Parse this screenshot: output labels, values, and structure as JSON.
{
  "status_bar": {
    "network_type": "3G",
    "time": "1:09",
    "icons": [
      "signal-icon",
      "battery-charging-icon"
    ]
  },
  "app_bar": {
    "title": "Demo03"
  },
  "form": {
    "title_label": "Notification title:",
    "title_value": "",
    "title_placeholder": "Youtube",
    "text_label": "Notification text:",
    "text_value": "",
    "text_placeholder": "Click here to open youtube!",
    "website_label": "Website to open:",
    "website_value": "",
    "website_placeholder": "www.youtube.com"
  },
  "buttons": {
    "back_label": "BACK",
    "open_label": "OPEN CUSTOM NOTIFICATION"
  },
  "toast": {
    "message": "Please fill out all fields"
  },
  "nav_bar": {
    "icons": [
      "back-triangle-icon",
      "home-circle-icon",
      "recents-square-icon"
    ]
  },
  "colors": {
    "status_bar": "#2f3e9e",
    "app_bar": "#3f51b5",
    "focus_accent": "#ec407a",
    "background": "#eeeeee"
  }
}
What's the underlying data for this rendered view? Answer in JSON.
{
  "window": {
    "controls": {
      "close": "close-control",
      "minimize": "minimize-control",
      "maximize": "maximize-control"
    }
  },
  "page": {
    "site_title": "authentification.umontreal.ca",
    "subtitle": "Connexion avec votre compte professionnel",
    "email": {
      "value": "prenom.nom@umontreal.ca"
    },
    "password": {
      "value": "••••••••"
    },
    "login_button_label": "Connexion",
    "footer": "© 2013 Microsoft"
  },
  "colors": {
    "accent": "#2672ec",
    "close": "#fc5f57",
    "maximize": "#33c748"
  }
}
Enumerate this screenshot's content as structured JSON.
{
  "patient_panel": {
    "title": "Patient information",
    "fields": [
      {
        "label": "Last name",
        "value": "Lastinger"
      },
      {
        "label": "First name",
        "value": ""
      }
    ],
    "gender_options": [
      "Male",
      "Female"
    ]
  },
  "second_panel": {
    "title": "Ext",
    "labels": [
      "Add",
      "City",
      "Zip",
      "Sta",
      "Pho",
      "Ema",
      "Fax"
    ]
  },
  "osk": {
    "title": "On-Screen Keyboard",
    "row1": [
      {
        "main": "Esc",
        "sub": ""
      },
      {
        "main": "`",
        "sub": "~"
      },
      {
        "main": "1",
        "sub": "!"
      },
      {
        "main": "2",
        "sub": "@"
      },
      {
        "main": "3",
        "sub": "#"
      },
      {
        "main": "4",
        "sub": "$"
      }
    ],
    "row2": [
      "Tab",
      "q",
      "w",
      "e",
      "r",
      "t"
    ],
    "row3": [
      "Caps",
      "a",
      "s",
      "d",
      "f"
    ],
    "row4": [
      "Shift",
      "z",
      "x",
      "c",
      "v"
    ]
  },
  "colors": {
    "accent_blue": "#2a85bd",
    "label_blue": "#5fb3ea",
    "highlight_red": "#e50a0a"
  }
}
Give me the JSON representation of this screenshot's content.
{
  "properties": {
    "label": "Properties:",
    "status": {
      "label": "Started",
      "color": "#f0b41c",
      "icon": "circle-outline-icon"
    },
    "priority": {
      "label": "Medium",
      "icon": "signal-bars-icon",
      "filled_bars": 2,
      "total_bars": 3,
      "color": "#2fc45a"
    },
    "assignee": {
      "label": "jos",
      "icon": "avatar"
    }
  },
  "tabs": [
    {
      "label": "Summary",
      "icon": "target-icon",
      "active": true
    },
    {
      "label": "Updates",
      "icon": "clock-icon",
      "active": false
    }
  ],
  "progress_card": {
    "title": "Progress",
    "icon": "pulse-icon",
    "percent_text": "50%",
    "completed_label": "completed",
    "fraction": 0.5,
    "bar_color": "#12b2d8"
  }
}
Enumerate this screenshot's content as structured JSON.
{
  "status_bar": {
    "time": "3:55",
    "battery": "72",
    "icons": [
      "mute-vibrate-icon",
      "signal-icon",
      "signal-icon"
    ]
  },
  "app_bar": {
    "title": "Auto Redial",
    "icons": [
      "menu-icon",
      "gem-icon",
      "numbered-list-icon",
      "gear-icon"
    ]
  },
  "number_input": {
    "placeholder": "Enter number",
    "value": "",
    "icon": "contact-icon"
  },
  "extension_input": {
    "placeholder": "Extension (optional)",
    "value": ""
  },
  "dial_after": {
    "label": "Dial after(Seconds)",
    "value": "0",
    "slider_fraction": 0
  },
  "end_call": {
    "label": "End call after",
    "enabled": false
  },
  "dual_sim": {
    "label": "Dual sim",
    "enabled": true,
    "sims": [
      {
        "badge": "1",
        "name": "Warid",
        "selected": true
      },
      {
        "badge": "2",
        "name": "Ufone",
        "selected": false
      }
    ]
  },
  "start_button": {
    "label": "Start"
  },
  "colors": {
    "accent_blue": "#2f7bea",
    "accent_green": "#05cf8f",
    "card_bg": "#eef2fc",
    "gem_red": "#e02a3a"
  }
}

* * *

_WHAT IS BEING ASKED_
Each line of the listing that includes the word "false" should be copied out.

_OUTPUT OF THE TASK_
      "active": false
    "enabled": false
        "selected": false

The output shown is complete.